As a result, she developed a self-sacrificing approach to life. She always focused on others’ needs and emotions, – her mother, her bothers – and put her own needs last. She was busy sensing others’ needs and emotions and worked in a diligent manner to make everyone safe and happy. She was always the shoulder that others cried on.

When she entered the business world, she quickly became the “go to” person for others, no matter which role she took. Her caring, mindful, and selfless approach made her many friends and brought her into highly responsible roles. However, as the complexity of her work increased, she over-extended herself, working extreme hours and going beyond her limits. She also realized that while making everyone else happy, she lost herself.

When her team had to face an important transformation, many employees reacted with resistance. And in trying to make everyone happy, she found herself unable to put her foot down and provide a clear direction to her team.

She realized it was time for her to change her approach. She needed to get frank with her team. She explained that the transformation was taking place, why it was happening and what was expected of them. She sought feedback and actively invited contribution, but her stance was strong. To be able to do so, she had to confront her fear of damaging relationships, the fear of not being liked by others, the fear of not being useful. Turns out, her employees had needed that sort of clarity, and the transformation was well-received in the end.

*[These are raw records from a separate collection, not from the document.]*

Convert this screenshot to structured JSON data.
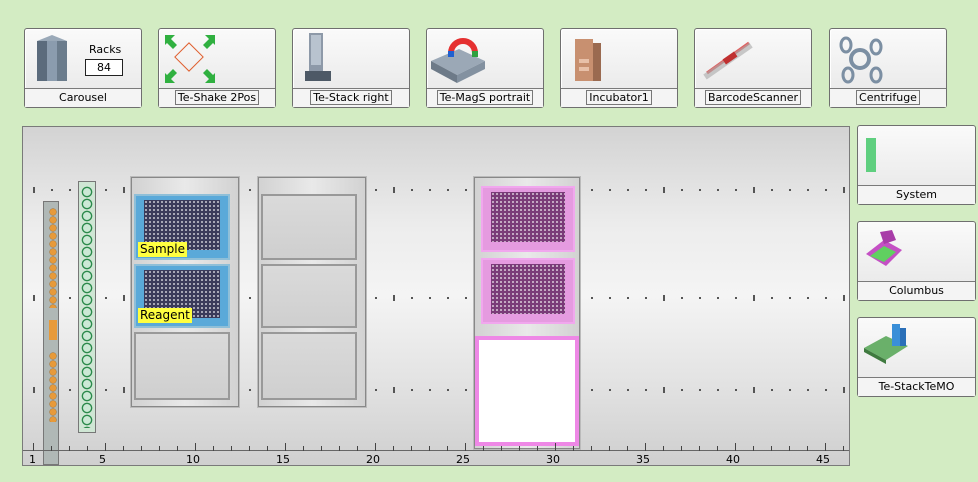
{
  "toolbar": {
    "carousel": {
      "label": "Carousel",
      "racks_title": "Racks",
      "racks_value": "84"
    },
    "te_shake": {
      "label": "Te-Shake 2Pos"
    },
    "te_stack_right": {
      "label": "Te-Stack right"
    },
    "te_mags": {
      "label": "Te-MagS portrait"
    },
    "incubator": {
      "label": "Incubator1"
    },
    "barcode": {
      "label": "BarcodeScanner"
    },
    "centrifuge": {
      "label": "Centrifuge"
    }
  },
  "side_panel": {
    "system": {
      "label": "System"
    },
    "columbus": {
      "label": "Columbus"
    },
    "te_stack_temo": {
      "label": "Te-StackTeMO"
    }
  },
  "deck": {
    "labels": {
      "sample": "Sample",
      "reagent": "Reagent"
    },
    "axis_ticks": [
      "1",
      "5",
      "10",
      "15",
      "20",
      "25",
      "30",
      "35",
      "40",
      "45"
    ]
  },
  "colors": {
    "background": "#d3ecc3",
    "plate_blue": "#5aa9d9",
    "plate_pink": "#e59be0",
    "label_yellow": "#ffff40",
    "system_green": "#5fcf7f"
  }
}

This change was possible because this leader realized that she was never given the opportunity to develop her own autonomy. Her growth journey implied listening to her own needs, developing self-compassion, finding her voice, and learning to express herself in a clear and honest manner. She also learned to set boundaries and strive for balanced relationships. She had to grow her autonomy and learn not to be absorbed by others. Today, she is still a very caring and empathetic leader, but she is also able to state her position and set clear boundaries. This enabled her to achieve more balance in her life while improving her leadership impact.

Know thyself

A quote by Abraham Maslow says, “you cannot choose wisely for a life unless you dare to listen to yourself, your own self, at each moment of your life.”

If we want to grow to our full potential, we must look in the rearview mirror. We must reflect on our own growth journey with acceptance and compassion and recognize how our life experiences have shaped us. This process of deep introspection enables us to understand our autopilots and gain inner freedom and choice.

For those of us who tend to over-emphasize autonomy over attachment, growth implies letting go of our strong need for control and achievement. It often means confronting the fear of not being successful, respected, recognized. It implies recognizing that we are good enough. This process of letting go enables us to step back from needing to protect our ego and lead from a place of authenticity. It enables us to let go of the need to defend and position ourselves and instead connect to our deeper self. Letting go of our own need for control also opens us up to listen and truly take in the needs of others.

When we realize that we over-emphasize attachment over autonomy, we need to face up to the fact that we are neglecting our own needs, always trying to meet others’ expectations, putting others first. Growth implies developing compassion, caring, and nurturing for ourselves, embracing our own needs, and expressing ourselves with full authenticity. We need to stop walking on eggshells and let go of the fear of damaging relationships or making others unhappy. Sharing openly what we truly believe in enables us to build honest and balanced relationships.

Life is a never-ending growth journey that challenges us to balance our two fundamental human needs: the need to be deeply connected to others and the need to develop our authentic selves. In times when we notice that we are either not being ourselves or that we are disconnecting from others, we are challenged to reflect and re-balance consciously.

(Written with the support of Inés Escobar Borruel)